However, their relative pace was well off the form they showed at the start of the season (which yielded five podiums in six races) and thus it wasn’t enough to beat McLaren on track in Abu Dhabi.
That meant they missed out on P4 in the constructors’ championship, though it should be noted fifth is still two places higher than they managed last year.
Winner: Fernando Alonso
Double world champion Fernando Alonso aspires to much more than finishing seventh, but the Spaniard is also realistic enough to know what is possible with the machinery he has at his disposal right now.
The Spaniard – who told me he believes this was his second-best season in terms of personal performance (he says 2012 was the best) – had some fun battles on track and snatched P7 from Yuki Tsunoda in the closing stages.
That pass confirmed P4 in the drivers’ championship, which is the first time he’s scored a top-five finish since taking the runner-up spot in 2013.
Loser: Kevin Magnussen
Twentieth and last was Kevin Magnussen’s worst classified position of the season, the Dane irritated by a lack of performance that left him with nothing to fight for in Abu Dhabi.
The Haas driver, running the new spec car introduced in Austin, was much slower than team mate Nico Hulkenberg, who was running the old spec car, in both qualifying and race pace.
That he gave the shortest answers of the season in post-session interviews was proof of just how keen he was to get Abu Dhabi done so he can leave this campaign behind.
Winner: Yuki Tsunoda
Not only did Yuki Tsunoda lead a Grand Prix (which was also only the second time a Japanese driver has done so) for the first time in his career but he also earned the plaudits of the fans as he won a maiden Driver of the Day accolade.
The Japanese driver had the measure of AlphaTauri team mate Daniel Ricciardo all weekend and while he maximised a one-stop strategy, it wasn’t the fastest route and thus he dropped a couple of places from his grid slot to finish eighth.
That was still his third points finish in five races to signal a fine end to what has comfortably been his most impressive season to date.
Tsunoda’s strong end to the year, coupled with Ricciardo’s great drive to seventh in Mexico raised the prospect of AlphaTauri snatching P7 in the constructors’ championship from Williams at the death.
However, even though they introduced a new floor at the final race of the season, they couldn’t get themselves in a spot to score heavily enough and thus they end the year eighth, still two places higher than the bottom of the table where they have spent most of the season.
So, it was a bittersweet send-off for their boss Franz Tost, F1’s second longest-serving Team Principal, as while his latest protégé Tsunoda starred, they didn’t have the ultimate high of snatching one more position from a rival.
This is the first time this year Williams have made it into the winners’ section of this feature without scoring a point – but their efforts earlier in the season were rewarded as they held on to P7 in the constructors’ championship and the prize money bump that comes with it.
It’s a particularly impressive feat considering the team haven’t upgraded the car since race eight in Canada – as their full focus and resource has been on taking a big step with their 2024 car.
Loser: Lewis Hamilton
Lewis Hamilton had very little to say after one of his most uncompetitive weekends in recent memory.

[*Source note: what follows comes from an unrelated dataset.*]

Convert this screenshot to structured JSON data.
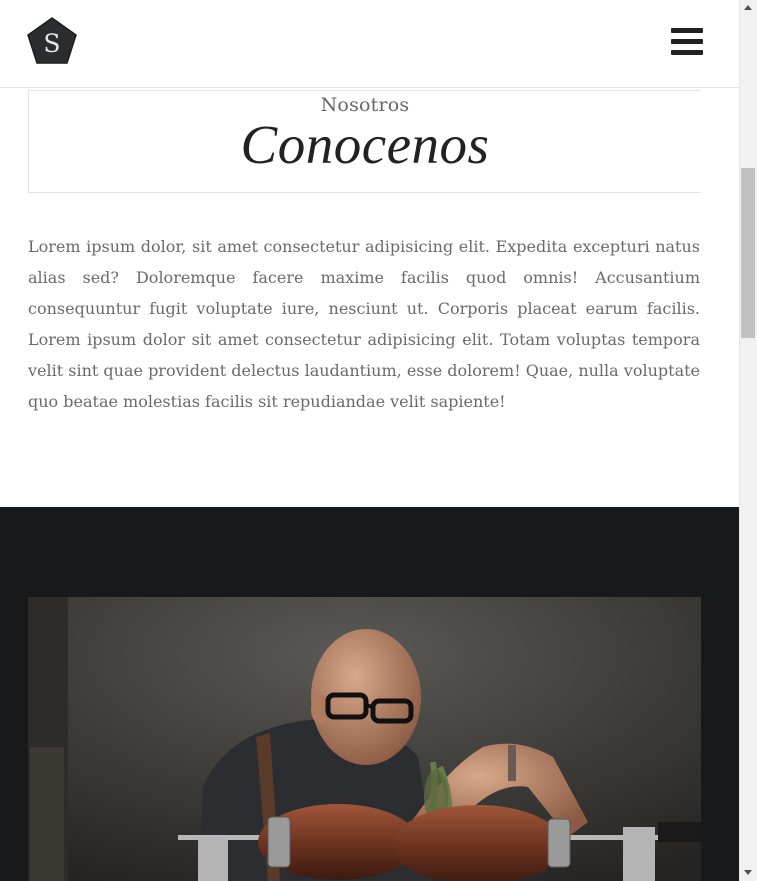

The seven-time world champion failed to reach Q3 in consecutive races for the first time since Germany-Hungary in 2014.
On race day, he lacked the pace to make much progress – and while he did haul himself into the points by finishing ninth, he was no match for Mercedes team mate George Russell this weekend.